bangladesh ladys arm
No word other than death can describe this image.

It is considered the deadliest garment factory accident in history, as well as the deadliest accidental structural failure in modern human history. I would dispute the words ‘accident’ and ‘accidental’ in the strict definition of the words; however, to use the term ‘accident waiting to happen’ would be correct.

The struggle and suffering of the injured workers and the families of the injured and deceased continues. Please spare a few minutes to read this press release from the Clean Clothes Campaign.

Fabric purchasing

Bought any sand-washed or distressed denim lately? Nice and soft, eh?

Softer than the insides of the worker’s lungs.

Ever heard of silicosis?  Oh, that’s an industrial illness of quarry-workers in days gone by, you are thinking. Nowadays, people doing that sort of work wear full respirators …don’t they?

Think again. Have a read of this BBC piece about the production of sand-washed denim.

The ethical supply  of fabric and clothing

The supply chain of fabrics varies from the perfectly OK to the horrendous.

Think that buying organic cotton will protect workers from pesticide-related illnesses and halt land degradation? Look at the Omo River organic cotton project in Ethiopia. This is a piece from the organic textile industry’s own newsletter .

And you probably thought the Highland Clearances were mere history … sadly, no.

There are similar stories of land-grabs, forced evictions and worse, all over the world where corrupt government meets up with businesses hungry to make easy money, and where world powers are desperate for influence and access to resources at any cost.
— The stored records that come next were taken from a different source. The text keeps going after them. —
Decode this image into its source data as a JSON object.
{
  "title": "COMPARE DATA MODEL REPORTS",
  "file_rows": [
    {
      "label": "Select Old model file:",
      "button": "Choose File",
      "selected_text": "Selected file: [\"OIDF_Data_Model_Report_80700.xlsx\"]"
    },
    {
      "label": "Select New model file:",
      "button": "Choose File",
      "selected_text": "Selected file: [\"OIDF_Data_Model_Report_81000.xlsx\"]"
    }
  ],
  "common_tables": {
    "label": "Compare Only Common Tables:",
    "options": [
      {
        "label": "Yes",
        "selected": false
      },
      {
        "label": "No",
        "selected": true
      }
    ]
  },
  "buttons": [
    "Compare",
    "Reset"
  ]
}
Well, we can’t walk around naked – not in this climate, anyway. It was trying to snow here an hour ago! Fabrics are such an integral part of daily life, and many, many people are enabled to earn a decent living through the West’s consumerism.

It’s not all bad.

I have Bangladeshi friends who tell me that demand for garment factory workers has resulted in a rise in the status and ‘value’ of girls in many backwards rural communities, where – instead of being kept at home to do housework, then married off at the earliest opportunity – they are being encouraged to go to school and become literate because of the opportunities available for them to earn money doing factory work. They tell me that a caring family, or village with a responsible ‘headman’, will send the girls off together to the city as a group under the care of an older woman – often a youngish widow – unless there are already older sisters, cousins or aunts established there. A young woman can acquire some small savings, a modicum of independence and – most importantly – the ability to make at least some of her own decisions about marriage, healthcare and children, none of which would be available to her ‘back home’.

In a discussion about sewing on a (non-sewing) forum, I mentioned that there are still a few clothing manufacturers remaining in the UK. Someone made a rude and condemnatory remark about  factory work in general and ‘sewing sweatshops’ in particular; an articulate response came immediately.

‘I worked as a machinist at the David Nieper factory in Derbyshire for several years until we moved away from the area.’ wrote a participant in the discussion. ‘I loved my job and it was by far the nicest place I’ve ever worked. I now work in local government with a good salary, but I’d go back to a job at that factory like a shot’.

As a reader of this blog, you probably stop and think more than many people do, about where clothes come from,  how they are made and where fabrics and fibres come from. Stopping for a moment to think, asking a few pertinent questions here and there, keeping an eye open for things that worry you – or things that encourage you! – and finding out more if you get an opportunity –  really, that is all that anyone with a normal ‘other’ life can do.

And if we all did it, it would start to improve things for our less-fortunate sisters., and images like the one at the top of this  post might not be seen again.